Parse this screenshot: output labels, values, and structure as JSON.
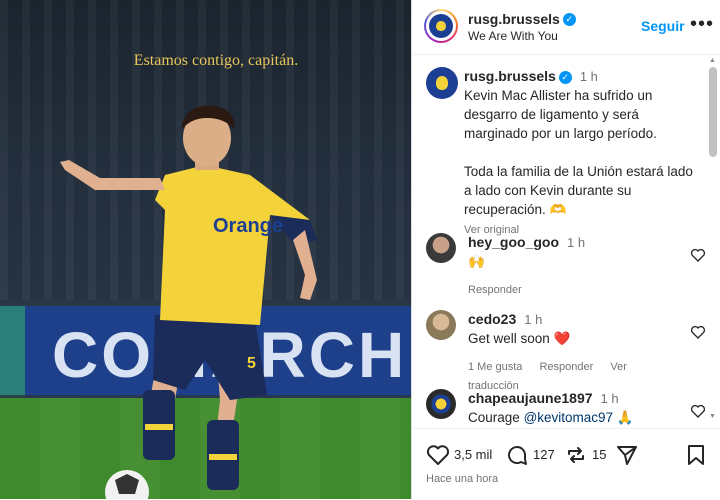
{
  "photo": {
    "caption": "Estamos contigo, capitán.",
    "banner_text": "COMARCH",
    "jersey_text": "Orange",
    "shorts_number": "5"
  },
  "header": {
    "username": "rusg.brussels",
    "subtitle": "We Are With You",
    "follow_label": "Seguir",
    "more_icon": "more-horizontal-icon"
  },
  "caption": {
    "username": "rusg.brussels",
    "time": "1 h",
    "paragraph1": "Kevin Mac Allister ha sufrido un desgarro de ligamento y será marginado por un largo período.",
    "paragraph2": "Toda la familia de la Unión estará lado a lado con Kevin durante su recuperación. 🫶",
    "see_translation": "Ver original"
  },
  "comments": [
    {
      "username": "hey_goo_goo",
      "time": "1 h",
      "text": "🙌",
      "actions": [
        "Responder"
      ]
    },
    {
      "username": "cedo23",
      "time": "1 h",
      "text": "Get well soon ❤️",
      "actions": [
        "1 Me gusta",
        "Responder",
        "Ver traducción"
      ]
    },
    {
      "username": "chapeaujaune1897",
      "time": "1 h",
      "text_prefix": "Courage",
      "mention": "@kevitomac97",
      "text_suffix": "🙏"
    }
  ],
  "stats": {
    "likes": "3,5 mil",
    "comments": "127",
    "reposts": "15",
    "posted": "Hace una hora"
  },
  "colors": {
    "link": "#0095f6",
    "jersey": "#f4d33a",
    "navy": "#1c3f94"
  }
}
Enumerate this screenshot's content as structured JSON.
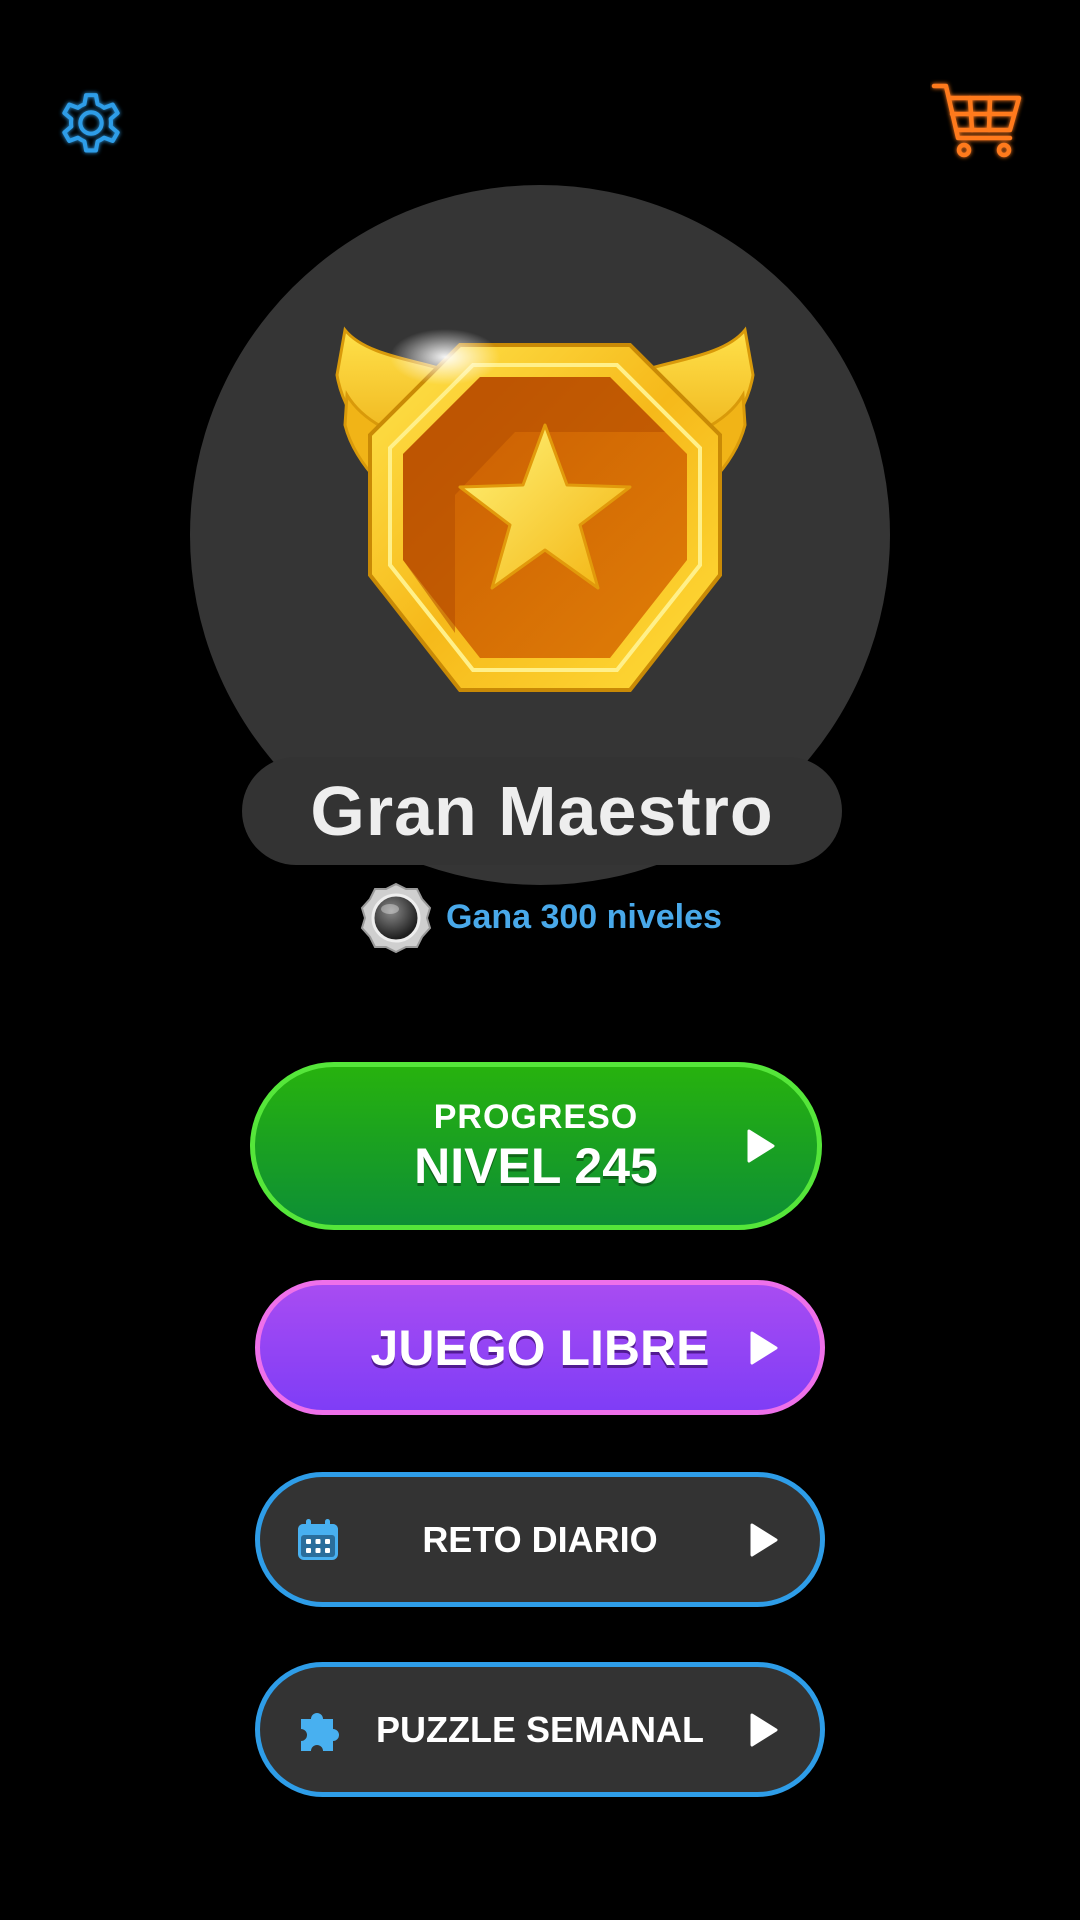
{
  "header": {
    "settings_icon": "gear-icon",
    "cart_icon": "shopping-cart-icon"
  },
  "hero": {
    "badge_icon": "winged-star-medal",
    "title": "Gran Maestro",
    "requirement_icon": "silver-coin-icon",
    "requirement": "Gana 300 niveles"
  },
  "buttons": {
    "progress": {
      "caption": "PROGRESO",
      "label": "NIVEL 245",
      "icon": "play-icon"
    },
    "free_play": {
      "label": "JUEGO LIBRE",
      "icon": "play-icon"
    },
    "daily": {
      "label": "RETO DIARIO",
      "icon": "calendar-icon"
    },
    "weekly": {
      "label": "PUZZLE SEMANAL",
      "icon": "puzzle-piece-icon"
    }
  },
  "colors": {
    "background": "#000000",
    "settings_accent": "#2e9de8",
    "cart_accent": "#ff7a1f",
    "requirement_text": "#49a9ea",
    "progress_border": "#55e63a",
    "progress_fill": "#1ba022",
    "free_border": "#ee70ea",
    "free_fill": "#9344f4",
    "dark_border": "#2e9de8",
    "dark_fill": "#333333"
  }
}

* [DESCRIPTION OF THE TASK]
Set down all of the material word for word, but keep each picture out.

* [OUTPUT OF THE EXERCISE]
Parse this screenshot: output labels, values, and structure as JSON.
{
  "photo": {
    "caption": "Estamos contigo, capitán.",
    "banner_text": "COMARCH",
    "jersey_text": "Orange",
    "shorts_number": "5"
  },
  "header": {
    "username": "rusg.brussels",
    "subtitle": "We Are With You",
    "follow_label": "Seguir",
    "more_icon": "more-horizontal-icon"
  },
  "caption": {
    "username": "rusg.brussels",
    "time": "1 h",
    "paragraph1": "Kevin Mac Allister ha sufrido un desgarro de ligamento y será marginado por un largo período.",
    "paragraph2": "Toda la familia de la Unión estará lado a lado con Kevin durante su recuperación. 🫶",
    "see_translation": "Ver original"
  },
  "comments": [
    {
      "username": "hey_goo_goo",
      "time": "1 h",
      "text": "🙌",
      "actions": [
        "Responder"
      ]
    },
    {
      "username": "cedo23",
      "time": "1 h",
      "text": "Get well soon ❤️",
      "actions": [
        "1 Me gusta",
        "Responder",
        "Ver traducción"
      ]
    },
    {
      "username": "chapeaujaune1897",
      "time": "1 h",
      "text_prefix": "Courage",
      "mention": "@kevitomac97",
      "text_suffix": "🙏"
    }
  ],
  "stats": {
    "likes": "3,5 mil",
    "comments": "127",
    "reposts": "15",
    "posted": "Hace una hora"
  },
  "colors": {
    "link": "#0095f6",
    "jersey": "#f4d33a",
    "navy": "#1c3f94"
  }
}
Enumerate this screenshot's content as structured JSON.
{
  "header": {
    "settings_icon": "gear-icon",
    "cart_icon": "shopping-cart-icon"
  },
  "hero": {
    "badge_icon": "winged-star-medal",
    "title": "Gran Maestro",
    "requirement_icon": "silver-coin-icon",
    "requirement": "Gana 300 niveles"
  },
  "buttons": {
    "progress": {
      "caption": "PROGRESO",
      "label": "NIVEL 245",
      "icon": "play-icon"
    },
    "free_play": {
      "label": "JUEGO LIBRE",
      "icon": "play-icon"
    },
    "daily": {
      "label": "RETO DIARIO",
      "icon": "calendar-icon"
    },
    "weekly": {
      "label": "PUZZLE SEMANAL",
      "icon": "puzzle-piece-icon"
    }
  },
  "colors": {
    "background": "#000000",
    "settings_accent": "#2e9de8",
    "cart_accent": "#ff7a1f",
    "requirement_text": "#49a9ea",
    "progress_border": "#55e63a",
    "progress_fill": "#1ba022",
    "free_border": "#ee70ea",
    "free_fill": "#9344f4",
    "dark_border": "#2e9de8",
    "dark_fill": "#333333"
  }
}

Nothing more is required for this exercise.